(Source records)
● ● ●
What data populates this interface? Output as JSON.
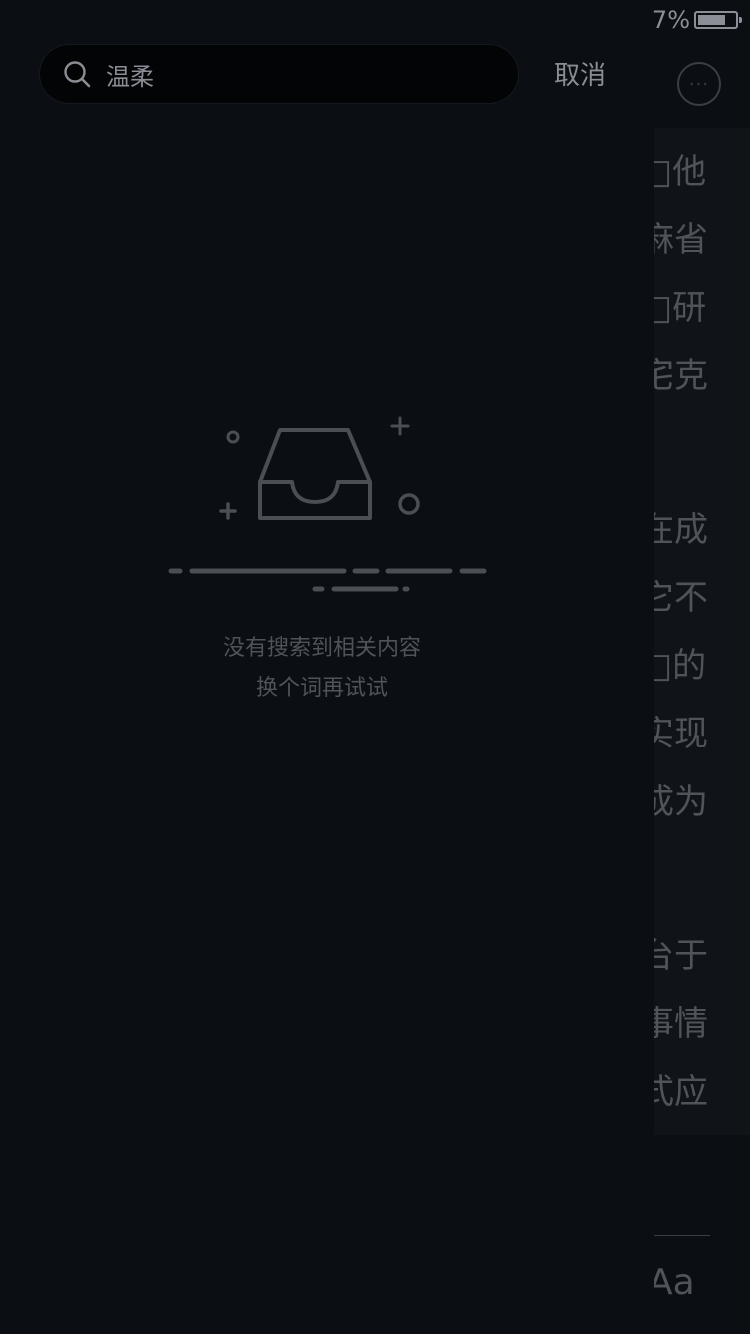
{
  "status_bar": {
    "battery_text": "7%",
    "battery_level": 0.75
  },
  "search": {
    "query": "温柔",
    "cancel_label": "取消"
  },
  "empty_state": {
    "title": "没有搜索到相关内容",
    "subtitle": "换个词再试试"
  },
  "reader_background": {
    "lines": [
      "□他",
      "麻省",
      "□研",
      "宅克",
      "在成",
      "它不",
      "□的",
      "实现",
      "成为",
      "台于",
      "事情",
      "式应"
    ],
    "font_button": "Aa"
  },
  "colors": {
    "background": "#0b0e12",
    "search_field": "#030406",
    "text_muted": "#8a8e94",
    "illustration": "#4a4e55"
  }
}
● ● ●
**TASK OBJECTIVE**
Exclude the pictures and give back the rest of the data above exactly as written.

**PROBLEM SOLUTION**
What data populates this interface? Output as JSON.
{
  "status_bar": {
    "battery_text": "7%",
    "battery_level": 0.75
  },
  "search": {
    "query": "温柔",
    "cancel_label": "取消"
  },
  "empty_state": {
    "title": "没有搜索到相关内容",
    "subtitle": "换个词再试试"
  },
  "reader_background": {
    "lines": [
      "□他",
      "麻省",
      "□研",
      "宅克",
      "在成",
      "它不",
      "□的",
      "实现",
      "成为",
      "台于",
      "事情",
      "式应"
    ],
    "font_button": "Aa"
  },
  "colors": {
    "background": "#0b0e12",
    "search_field": "#030406",
    "text_muted": "#8a8e94",
    "illustration": "#4a4e55"
  }
}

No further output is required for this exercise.